Available data Start Marker

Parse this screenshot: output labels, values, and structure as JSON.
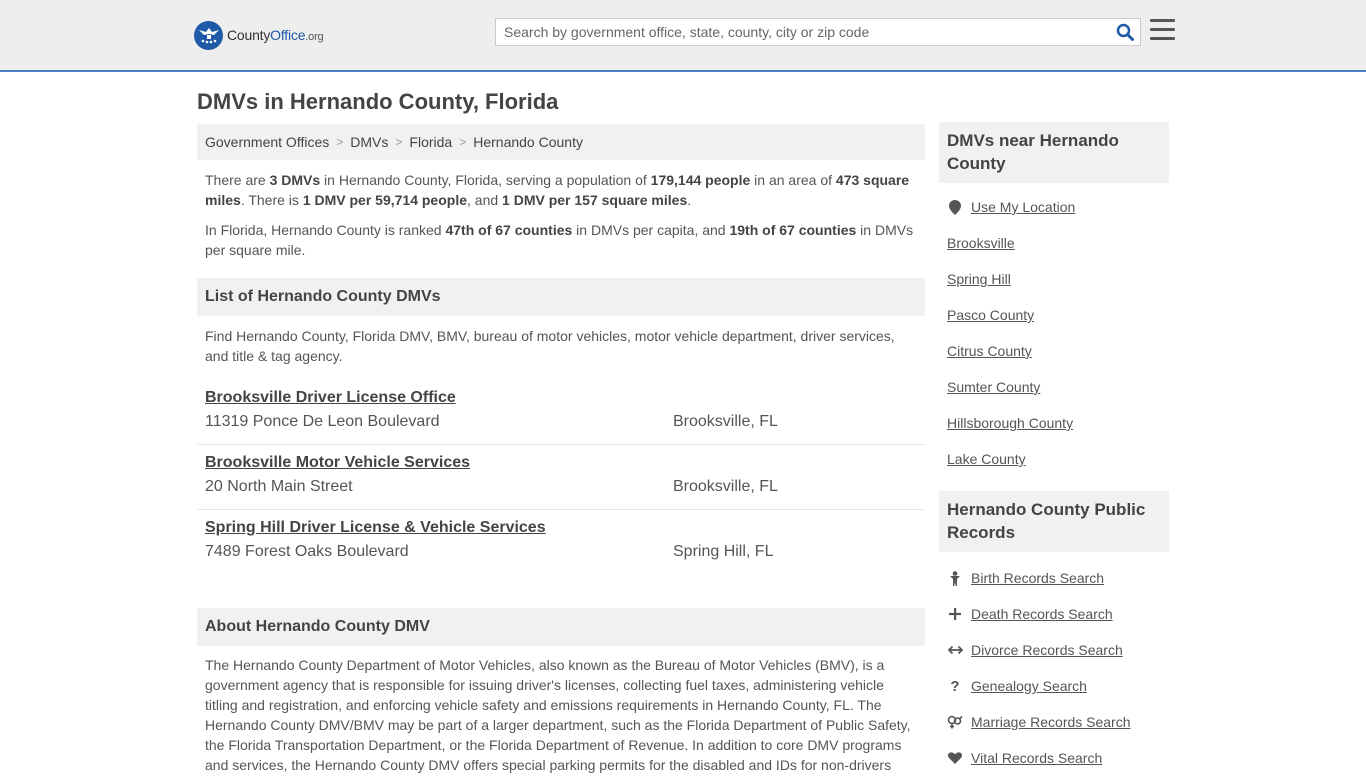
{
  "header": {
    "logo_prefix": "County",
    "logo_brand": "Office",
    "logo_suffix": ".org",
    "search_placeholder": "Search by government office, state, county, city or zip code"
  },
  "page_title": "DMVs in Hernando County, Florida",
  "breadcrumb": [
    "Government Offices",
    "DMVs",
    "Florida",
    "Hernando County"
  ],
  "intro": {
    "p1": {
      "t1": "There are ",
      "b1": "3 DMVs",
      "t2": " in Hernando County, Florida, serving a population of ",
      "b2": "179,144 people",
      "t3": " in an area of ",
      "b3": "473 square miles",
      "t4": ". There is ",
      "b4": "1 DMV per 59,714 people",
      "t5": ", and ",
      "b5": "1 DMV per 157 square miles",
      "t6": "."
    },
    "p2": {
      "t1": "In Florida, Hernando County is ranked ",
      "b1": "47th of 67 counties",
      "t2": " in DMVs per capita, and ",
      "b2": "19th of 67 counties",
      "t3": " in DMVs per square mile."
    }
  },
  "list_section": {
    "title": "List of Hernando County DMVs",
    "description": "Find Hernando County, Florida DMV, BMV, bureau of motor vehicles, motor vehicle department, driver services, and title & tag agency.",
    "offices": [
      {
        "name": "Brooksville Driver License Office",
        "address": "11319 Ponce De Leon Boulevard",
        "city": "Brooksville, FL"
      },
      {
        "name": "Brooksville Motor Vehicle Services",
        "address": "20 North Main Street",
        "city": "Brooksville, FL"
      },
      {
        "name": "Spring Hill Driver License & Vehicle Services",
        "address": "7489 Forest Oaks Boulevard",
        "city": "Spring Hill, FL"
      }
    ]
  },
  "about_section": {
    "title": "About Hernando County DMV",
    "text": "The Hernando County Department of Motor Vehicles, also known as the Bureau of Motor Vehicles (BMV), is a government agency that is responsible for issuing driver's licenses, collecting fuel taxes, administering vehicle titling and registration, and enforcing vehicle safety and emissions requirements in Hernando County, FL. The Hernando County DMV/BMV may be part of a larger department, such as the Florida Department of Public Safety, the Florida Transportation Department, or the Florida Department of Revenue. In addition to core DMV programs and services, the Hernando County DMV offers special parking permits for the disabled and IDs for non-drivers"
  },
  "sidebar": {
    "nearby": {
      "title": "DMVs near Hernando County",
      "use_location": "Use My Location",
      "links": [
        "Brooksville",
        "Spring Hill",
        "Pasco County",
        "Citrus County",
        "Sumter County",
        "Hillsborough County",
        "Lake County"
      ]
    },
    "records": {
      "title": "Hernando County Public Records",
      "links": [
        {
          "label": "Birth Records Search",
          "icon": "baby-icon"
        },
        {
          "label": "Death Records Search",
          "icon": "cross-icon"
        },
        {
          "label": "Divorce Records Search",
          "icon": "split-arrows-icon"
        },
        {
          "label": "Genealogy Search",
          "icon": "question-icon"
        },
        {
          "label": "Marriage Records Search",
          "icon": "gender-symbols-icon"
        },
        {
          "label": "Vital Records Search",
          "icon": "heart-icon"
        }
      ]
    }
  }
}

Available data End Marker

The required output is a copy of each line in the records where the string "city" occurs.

*Task solution:*
    "search_placeholder": "Search by government office, state, county, city or zip code"
        "city": "Brooksville, FL"
        "city": "Brooksville, FL"
        "city": "Spring Hill, FL"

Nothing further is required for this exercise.